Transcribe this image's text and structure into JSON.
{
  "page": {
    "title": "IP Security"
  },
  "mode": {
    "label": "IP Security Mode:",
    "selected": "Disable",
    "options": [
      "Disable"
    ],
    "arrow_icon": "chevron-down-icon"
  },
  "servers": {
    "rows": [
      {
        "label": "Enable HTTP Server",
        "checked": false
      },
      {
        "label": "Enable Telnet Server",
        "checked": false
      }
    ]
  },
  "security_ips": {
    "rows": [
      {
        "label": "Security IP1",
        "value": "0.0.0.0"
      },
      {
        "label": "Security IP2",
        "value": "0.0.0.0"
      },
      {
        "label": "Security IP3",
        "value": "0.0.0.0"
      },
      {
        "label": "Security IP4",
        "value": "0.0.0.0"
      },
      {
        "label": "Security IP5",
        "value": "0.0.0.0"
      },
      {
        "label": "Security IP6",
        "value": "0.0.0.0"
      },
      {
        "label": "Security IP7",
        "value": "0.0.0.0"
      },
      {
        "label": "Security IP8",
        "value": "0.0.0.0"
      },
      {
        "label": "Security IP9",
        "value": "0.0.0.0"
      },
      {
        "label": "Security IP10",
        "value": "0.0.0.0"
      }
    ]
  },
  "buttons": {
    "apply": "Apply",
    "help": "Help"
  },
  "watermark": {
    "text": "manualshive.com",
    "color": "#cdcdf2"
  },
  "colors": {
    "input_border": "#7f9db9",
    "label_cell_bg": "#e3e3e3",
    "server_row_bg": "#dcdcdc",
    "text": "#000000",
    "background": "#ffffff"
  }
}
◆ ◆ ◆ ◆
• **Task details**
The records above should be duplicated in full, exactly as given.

• **Solution for this task**
Transcribe this image's text and structure into JSON.
{
  "page": {
    "title": "IP Security"
  },
  "mode": {
    "label": "IP Security Mode:",
    "selected": "Disable",
    "options": [
      "Disable"
    ],
    "arrow_icon": "chevron-down-icon"
  },
  "servers": {
    "rows": [
      {
        "label": "Enable HTTP Server",
        "checked": false
      },
      {
        "label": "Enable Telnet Server",
        "checked": false
      }
    ]
  },
  "security_ips": {
    "rows": [
      {
        "label": "Security IP1",
        "value": "0.0.0.0"
      },
      {
        "label": "Security IP2",
        "value": "0.0.0.0"
      },
      {
        "label": "Security IP3",
        "value": "0.0.0.0"
      },
      {
        "label": "Security IP4",
        "value": "0.0.0.0"
      },
      {
        "label": "Security IP5",
        "value": "0.0.0.0"
      },
      {
        "label": "Security IP6",
        "value": "0.0.0.0"
      },
      {
        "label": "Security IP7",
        "value": "0.0.0.0"
      },
      {
        "label": "Security IP8",
        "value": "0.0.0.0"
      },
      {
        "label": "Security IP9",
        "value": "0.0.0.0"
      },
      {
        "label": "Security IP10",
        "value": "0.0.0.0"
      }
    ]
  },
  "buttons": {
    "apply": "Apply",
    "help": "Help"
  },
  "watermark": {
    "text": "manualshive.com",
    "color": "#cdcdf2"
  },
  "colors": {
    "input_border": "#7f9db9",
    "label_cell_bg": "#e3e3e3",
    "server_row_bg": "#dcdcdc",
    "text": "#000000",
    "background": "#ffffff"
  }
}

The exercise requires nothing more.